The mobilization of patients, physicians and civil society has played a major role in the effort to fill the gaps in access to life-saving therapies for HIV/AIDS, and this lesson should now be retaken to correct the unequal distribution of burdens and benefits in globalized clinical research, and more generally to fill in the unacceptable gap in access to life-saving therapies for non-communicable diseases.
1) Bollyky TJ. Access to Drugs for Treatment of Non-Communicable Diseases. PloS Med 10 (7): e1001485. doi: 10.1371/journal.pmed.1001485.
2) Ravinetto R, Guenzi PD, Massat P, Gaidano G. Globalisation of clinical trials and ethics of benefit sharing. Lancet Haematology (2014); 1: e54-e56. Accessible upon registration at http://www.thelancet.com/journals/lanhae/article/PIIS2352-3026(14)00004-0/fulltext?version=printerFriendly
3) Experts in Chronic Myeloid Leukemia. The price of drugs for chronic myeloid leukemia (CML) is a reflection of the unsustainable prices of cancer drugs: from the perspective of a large group of CML experts. Blood 2013; 121:4439-42
4) World Medical Association. Declaration of Helsinki: Ethical Principles for Medical Research Involving Human Subjects. JAMA 2013;310: 2191–4
5) The Belmont Report. Ethical Principles and Guidelines for the Protection of Human Subjects of Research. The National Commission for the Protection of Human Subjects of Biomedical and Behavioural Research, 1979.
6) International Ethical Guidelines for Biomedical Research Involving Human Subjects, Council for International Organizations of Medical Sciences (CIOMS) in collaboration with the WHO. CIOMS 2002, Geneva.
*Raffaella Ravinetto holds a Pharmacy Degree from the University of Torino and a Postgraduate Diploma in Tropical Medicine from the Antwerp Institute of Tropical Medicine.
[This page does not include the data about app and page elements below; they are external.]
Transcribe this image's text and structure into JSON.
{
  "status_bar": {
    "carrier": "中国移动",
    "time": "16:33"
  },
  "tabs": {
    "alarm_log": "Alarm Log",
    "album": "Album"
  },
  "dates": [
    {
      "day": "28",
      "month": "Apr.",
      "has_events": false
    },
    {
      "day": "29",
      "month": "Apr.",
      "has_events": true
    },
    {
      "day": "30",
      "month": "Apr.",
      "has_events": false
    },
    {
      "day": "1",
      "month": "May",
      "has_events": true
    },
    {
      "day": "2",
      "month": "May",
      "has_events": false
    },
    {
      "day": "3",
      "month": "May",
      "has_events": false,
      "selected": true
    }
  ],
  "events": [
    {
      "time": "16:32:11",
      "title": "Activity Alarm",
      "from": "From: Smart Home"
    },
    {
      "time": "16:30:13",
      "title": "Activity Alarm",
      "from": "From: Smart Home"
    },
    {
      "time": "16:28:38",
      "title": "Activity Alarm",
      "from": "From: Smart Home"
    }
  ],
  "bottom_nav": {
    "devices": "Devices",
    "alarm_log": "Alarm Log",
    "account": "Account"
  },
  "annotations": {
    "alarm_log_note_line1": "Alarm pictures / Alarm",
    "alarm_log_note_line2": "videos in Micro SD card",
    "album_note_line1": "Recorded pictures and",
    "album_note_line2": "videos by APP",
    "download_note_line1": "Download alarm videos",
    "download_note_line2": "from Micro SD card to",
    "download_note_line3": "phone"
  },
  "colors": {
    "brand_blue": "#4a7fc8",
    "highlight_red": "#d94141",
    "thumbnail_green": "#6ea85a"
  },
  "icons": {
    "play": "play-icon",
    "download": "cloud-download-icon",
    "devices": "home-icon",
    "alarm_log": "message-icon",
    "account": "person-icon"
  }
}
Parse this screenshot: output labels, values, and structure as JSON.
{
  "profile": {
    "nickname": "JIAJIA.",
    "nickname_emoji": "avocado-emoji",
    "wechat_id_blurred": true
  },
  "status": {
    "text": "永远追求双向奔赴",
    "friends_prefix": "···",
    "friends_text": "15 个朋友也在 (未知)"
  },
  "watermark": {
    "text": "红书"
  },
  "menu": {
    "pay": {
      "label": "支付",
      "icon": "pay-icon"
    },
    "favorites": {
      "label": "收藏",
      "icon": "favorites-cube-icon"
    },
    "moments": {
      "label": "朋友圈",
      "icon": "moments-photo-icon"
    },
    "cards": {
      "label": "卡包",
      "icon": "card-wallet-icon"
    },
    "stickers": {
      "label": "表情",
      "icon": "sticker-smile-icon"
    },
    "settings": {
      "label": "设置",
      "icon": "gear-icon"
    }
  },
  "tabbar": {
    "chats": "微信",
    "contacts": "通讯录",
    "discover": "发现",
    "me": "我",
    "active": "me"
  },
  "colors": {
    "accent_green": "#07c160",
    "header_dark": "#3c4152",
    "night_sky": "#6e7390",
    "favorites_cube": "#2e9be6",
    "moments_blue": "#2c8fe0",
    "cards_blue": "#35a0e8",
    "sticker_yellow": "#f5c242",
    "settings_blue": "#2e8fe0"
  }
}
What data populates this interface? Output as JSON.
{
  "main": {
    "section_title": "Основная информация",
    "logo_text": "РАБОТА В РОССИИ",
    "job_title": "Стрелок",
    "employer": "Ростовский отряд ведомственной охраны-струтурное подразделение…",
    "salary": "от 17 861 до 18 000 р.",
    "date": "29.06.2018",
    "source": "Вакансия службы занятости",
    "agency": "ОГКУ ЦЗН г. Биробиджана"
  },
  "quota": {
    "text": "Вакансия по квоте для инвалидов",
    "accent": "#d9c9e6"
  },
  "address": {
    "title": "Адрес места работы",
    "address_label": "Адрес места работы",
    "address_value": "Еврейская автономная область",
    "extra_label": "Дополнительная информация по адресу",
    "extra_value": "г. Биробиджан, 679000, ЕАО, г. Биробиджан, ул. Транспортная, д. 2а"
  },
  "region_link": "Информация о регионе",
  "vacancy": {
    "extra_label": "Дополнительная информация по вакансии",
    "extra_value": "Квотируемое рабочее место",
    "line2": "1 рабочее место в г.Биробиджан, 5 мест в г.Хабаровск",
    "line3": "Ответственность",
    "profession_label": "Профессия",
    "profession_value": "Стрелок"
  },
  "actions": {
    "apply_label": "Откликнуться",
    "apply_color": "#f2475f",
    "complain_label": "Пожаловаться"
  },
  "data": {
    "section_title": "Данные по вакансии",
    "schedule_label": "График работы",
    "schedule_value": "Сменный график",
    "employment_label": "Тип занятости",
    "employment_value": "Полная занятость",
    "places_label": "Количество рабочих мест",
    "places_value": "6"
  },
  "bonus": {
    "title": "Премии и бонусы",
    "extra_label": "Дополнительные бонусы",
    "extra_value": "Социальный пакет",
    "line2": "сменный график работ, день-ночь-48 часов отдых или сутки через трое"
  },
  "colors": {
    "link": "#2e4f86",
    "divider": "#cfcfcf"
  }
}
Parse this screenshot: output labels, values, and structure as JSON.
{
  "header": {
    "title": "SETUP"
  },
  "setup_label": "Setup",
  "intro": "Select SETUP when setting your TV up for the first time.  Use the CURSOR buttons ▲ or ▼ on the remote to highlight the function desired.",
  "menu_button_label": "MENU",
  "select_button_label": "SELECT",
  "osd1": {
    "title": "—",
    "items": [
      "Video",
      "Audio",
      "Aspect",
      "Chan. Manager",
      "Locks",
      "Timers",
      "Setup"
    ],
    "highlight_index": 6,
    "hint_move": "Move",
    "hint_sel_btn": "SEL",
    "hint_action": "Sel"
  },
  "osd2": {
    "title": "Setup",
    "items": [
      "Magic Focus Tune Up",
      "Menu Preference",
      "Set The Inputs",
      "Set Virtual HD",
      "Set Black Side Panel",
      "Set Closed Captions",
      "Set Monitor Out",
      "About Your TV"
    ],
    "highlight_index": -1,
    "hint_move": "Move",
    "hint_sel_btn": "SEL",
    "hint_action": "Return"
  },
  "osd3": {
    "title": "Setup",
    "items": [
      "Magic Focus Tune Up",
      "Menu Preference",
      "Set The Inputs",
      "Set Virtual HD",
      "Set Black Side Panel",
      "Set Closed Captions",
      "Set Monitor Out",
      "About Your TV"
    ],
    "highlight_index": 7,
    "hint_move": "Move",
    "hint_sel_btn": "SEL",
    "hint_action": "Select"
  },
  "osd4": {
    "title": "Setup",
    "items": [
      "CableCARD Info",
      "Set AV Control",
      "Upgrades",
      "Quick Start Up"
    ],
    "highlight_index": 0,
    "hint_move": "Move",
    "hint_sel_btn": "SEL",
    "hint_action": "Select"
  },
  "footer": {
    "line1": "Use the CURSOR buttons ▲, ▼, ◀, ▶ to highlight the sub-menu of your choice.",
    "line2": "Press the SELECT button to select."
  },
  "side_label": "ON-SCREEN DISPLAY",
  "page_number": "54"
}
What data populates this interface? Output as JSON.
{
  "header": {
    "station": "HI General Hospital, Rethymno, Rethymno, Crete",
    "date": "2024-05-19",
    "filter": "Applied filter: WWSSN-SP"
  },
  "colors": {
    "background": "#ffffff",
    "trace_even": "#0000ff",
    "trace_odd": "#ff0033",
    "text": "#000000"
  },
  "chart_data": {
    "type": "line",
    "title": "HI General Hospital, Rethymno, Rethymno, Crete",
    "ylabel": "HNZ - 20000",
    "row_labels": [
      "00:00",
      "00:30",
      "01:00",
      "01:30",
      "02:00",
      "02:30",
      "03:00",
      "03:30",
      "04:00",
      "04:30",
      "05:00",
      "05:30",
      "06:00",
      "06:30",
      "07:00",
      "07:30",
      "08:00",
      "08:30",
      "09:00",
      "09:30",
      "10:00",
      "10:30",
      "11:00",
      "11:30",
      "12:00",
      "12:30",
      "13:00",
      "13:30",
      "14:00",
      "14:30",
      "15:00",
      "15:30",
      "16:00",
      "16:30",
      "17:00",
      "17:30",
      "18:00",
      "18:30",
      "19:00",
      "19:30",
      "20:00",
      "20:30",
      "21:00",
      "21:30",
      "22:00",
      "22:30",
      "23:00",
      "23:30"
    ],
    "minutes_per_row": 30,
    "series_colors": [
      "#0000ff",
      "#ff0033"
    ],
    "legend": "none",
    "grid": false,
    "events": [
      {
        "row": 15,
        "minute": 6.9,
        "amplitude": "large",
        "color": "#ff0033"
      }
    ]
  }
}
After a seven-year experience as a Clinical Research Scientist in the private pharmaceutical sector, she worked in emergency and development programs in the Balkans and in Africa. In 2002, she joined Médecins Sans Frontières (MSF), where she followed various dossiers on access to essential medicines and quality of medicines, while performing regular field assessments. She currently works at the Antwerp Institute of Tropical Medicine, as head of the Clinical Trials Unit, coordinator of the Switching the Poles Clinical Research Network and promoter of Quamed (a Network promoting evidence-based strategies for universal access to quality medicines). She was president of the Italian branch of MSF (2007-2011).
Her main areas of interest include North-South collaborative clinical research, research ethics (particularly in relation to resource-constrained settings) and access to health.